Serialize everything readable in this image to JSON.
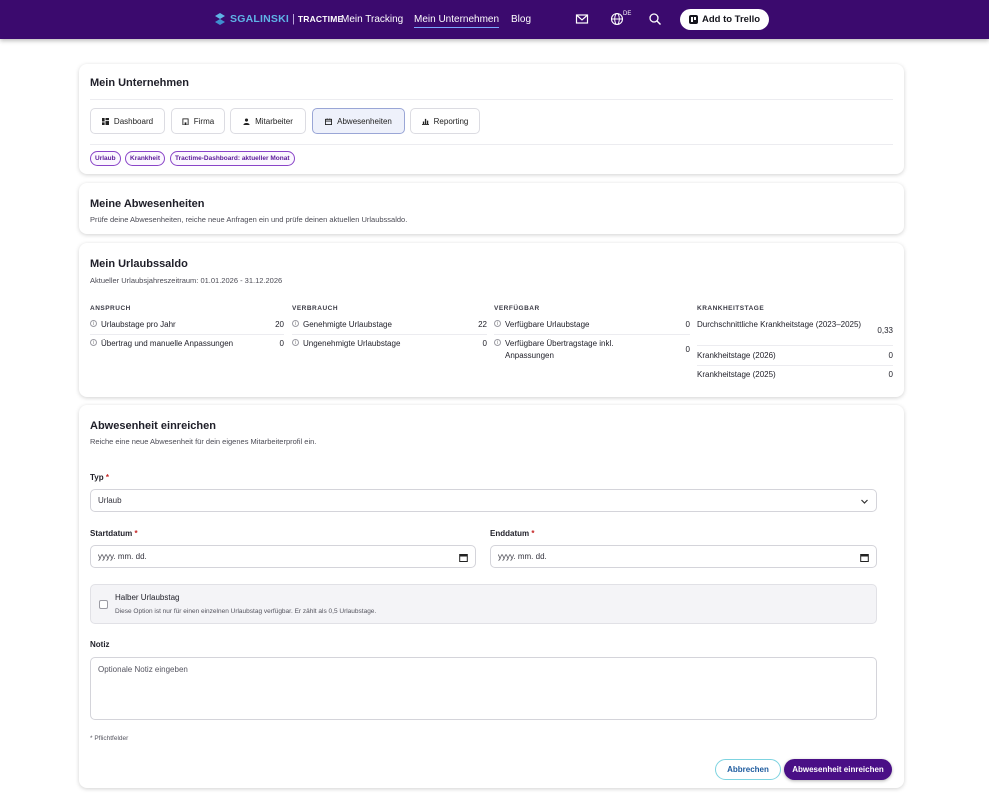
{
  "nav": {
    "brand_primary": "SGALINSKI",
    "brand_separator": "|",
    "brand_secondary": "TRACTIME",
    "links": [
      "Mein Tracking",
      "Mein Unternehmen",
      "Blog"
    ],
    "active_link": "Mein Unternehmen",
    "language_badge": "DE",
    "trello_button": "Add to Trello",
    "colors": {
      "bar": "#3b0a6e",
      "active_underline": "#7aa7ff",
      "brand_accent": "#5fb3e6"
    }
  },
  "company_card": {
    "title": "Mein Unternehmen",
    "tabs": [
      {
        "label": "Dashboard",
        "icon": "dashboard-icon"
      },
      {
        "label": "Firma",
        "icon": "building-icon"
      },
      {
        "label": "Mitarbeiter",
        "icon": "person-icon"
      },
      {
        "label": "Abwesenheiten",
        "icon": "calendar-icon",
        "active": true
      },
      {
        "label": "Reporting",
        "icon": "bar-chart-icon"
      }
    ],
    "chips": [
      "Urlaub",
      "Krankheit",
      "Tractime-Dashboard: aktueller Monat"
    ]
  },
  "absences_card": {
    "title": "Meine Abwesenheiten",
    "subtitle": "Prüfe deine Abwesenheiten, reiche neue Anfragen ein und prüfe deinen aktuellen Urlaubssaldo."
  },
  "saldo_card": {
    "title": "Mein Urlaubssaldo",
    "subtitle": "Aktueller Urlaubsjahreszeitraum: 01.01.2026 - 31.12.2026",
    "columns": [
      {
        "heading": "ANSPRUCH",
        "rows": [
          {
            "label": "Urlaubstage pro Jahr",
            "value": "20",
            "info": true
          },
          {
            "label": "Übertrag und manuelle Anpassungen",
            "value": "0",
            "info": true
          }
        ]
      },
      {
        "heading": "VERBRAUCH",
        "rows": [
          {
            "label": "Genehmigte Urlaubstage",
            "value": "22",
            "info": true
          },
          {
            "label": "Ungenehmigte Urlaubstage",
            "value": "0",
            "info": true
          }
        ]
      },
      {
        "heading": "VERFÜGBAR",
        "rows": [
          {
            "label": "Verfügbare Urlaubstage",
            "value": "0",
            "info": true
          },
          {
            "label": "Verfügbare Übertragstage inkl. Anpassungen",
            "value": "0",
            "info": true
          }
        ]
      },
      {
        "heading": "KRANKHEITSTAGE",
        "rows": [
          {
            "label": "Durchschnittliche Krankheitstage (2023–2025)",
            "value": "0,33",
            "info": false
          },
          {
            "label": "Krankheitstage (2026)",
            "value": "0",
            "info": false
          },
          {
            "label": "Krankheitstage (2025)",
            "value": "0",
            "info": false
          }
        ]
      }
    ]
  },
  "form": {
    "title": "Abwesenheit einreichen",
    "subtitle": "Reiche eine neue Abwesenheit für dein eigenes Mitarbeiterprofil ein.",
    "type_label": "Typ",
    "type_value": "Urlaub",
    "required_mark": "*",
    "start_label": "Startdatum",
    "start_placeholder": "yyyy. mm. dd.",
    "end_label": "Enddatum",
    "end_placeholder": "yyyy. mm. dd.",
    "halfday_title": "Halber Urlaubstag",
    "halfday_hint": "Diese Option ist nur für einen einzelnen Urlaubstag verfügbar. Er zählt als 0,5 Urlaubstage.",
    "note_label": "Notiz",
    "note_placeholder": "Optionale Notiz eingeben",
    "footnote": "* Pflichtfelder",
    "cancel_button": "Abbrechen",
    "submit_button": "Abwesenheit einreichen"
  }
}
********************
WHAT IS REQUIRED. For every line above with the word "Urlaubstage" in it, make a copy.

RESPONSE AREA.
            "label": "Urlaubstage pro Jahr",
            "label": "Genehmigte Urlaubstage",
            "label": "Ungenehmigte Urlaubstage",
            "label": "Verfügbare Urlaubstage",
    "halfday_hint": "Diese Option ist nur für einen einzelnen Urlaubstag verfügbar. Er zählt als 0,5 Urlaubstage.",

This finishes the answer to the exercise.